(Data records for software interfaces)
┄┄┄┄┄┄┄┄┄┄
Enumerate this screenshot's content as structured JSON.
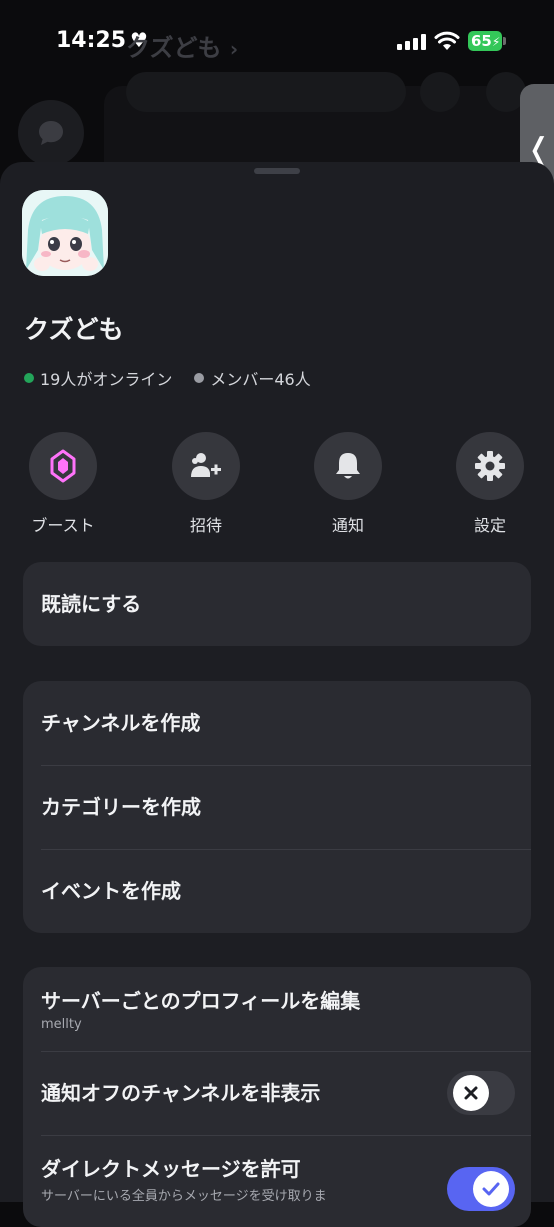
{
  "status_bar": {
    "time": "14:25",
    "battery": "65"
  },
  "background": {
    "title": "クズども"
  },
  "server": {
    "name": "クズども",
    "online": "19人がオンライン",
    "members": "メンバー46人",
    "online_color": "#23a55a",
    "member_color": "#9a9ca3"
  },
  "actions": [
    {
      "label": "ブースト",
      "icon": "boost-gem-icon"
    },
    {
      "label": "招待",
      "icon": "add-person-icon"
    },
    {
      "label": "通知",
      "icon": "bell-icon"
    },
    {
      "label": "設定",
      "icon": "gear-icon"
    }
  ],
  "mark_read": {
    "label": "既読にする"
  },
  "create": [
    {
      "label": "チャンネルを作成"
    },
    {
      "label": "カテゴリーを作成"
    },
    {
      "label": "イベントを作成"
    }
  ],
  "settings": {
    "edit_profile": {
      "label": "サーバーごとのプロフィールを編集",
      "sub": "mellty"
    },
    "hide_muted": {
      "label": "通知オフのチャンネルを非表示",
      "enabled": false
    },
    "allow_dm": {
      "label": "ダイレクトメッセージを許可",
      "sub": "サーバーにいる全員からメッセージを受け取りま",
      "enabled": true
    }
  },
  "colors": {
    "accent": "#5865f2",
    "boost": "#ff73fa"
  }
}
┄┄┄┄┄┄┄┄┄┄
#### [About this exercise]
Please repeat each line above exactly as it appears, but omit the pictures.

#### [Solved exercise]
Enumerate this screenshot's content as structured JSON.
{
  "status_bar": {
    "time": "14:25",
    "battery": "65"
  },
  "background": {
    "title": "クズども"
  },
  "server": {
    "name": "クズども",
    "online": "19人がオンライン",
    "members": "メンバー46人",
    "online_color": "#23a55a",
    "member_color": "#9a9ca3"
  },
  "actions": [
    {
      "label": "ブースト",
      "icon": "boost-gem-icon"
    },
    {
      "label": "招待",
      "icon": "add-person-icon"
    },
    {
      "label": "通知",
      "icon": "bell-icon"
    },
    {
      "label": "設定",
      "icon": "gear-icon"
    }
  ],
  "mark_read": {
    "label": "既読にする"
  },
  "create": [
    {
      "label": "チャンネルを作成"
    },
    {
      "label": "カテゴリーを作成"
    },
    {
      "label": "イベントを作成"
    }
  ],
  "settings": {
    "edit_profile": {
      "label": "サーバーごとのプロフィールを編集",
      "sub": "mellty"
    },
    "hide_muted": {
      "label": "通知オフのチャンネルを非表示",
      "enabled": false
    },
    "allow_dm": {
      "label": "ダイレクトメッセージを許可",
      "sub": "サーバーにいる全員からメッセージを受け取りま",
      "enabled": true
    }
  },
  "colors": {
    "accent": "#5865f2",
    "boost": "#ff73fa"
  }
}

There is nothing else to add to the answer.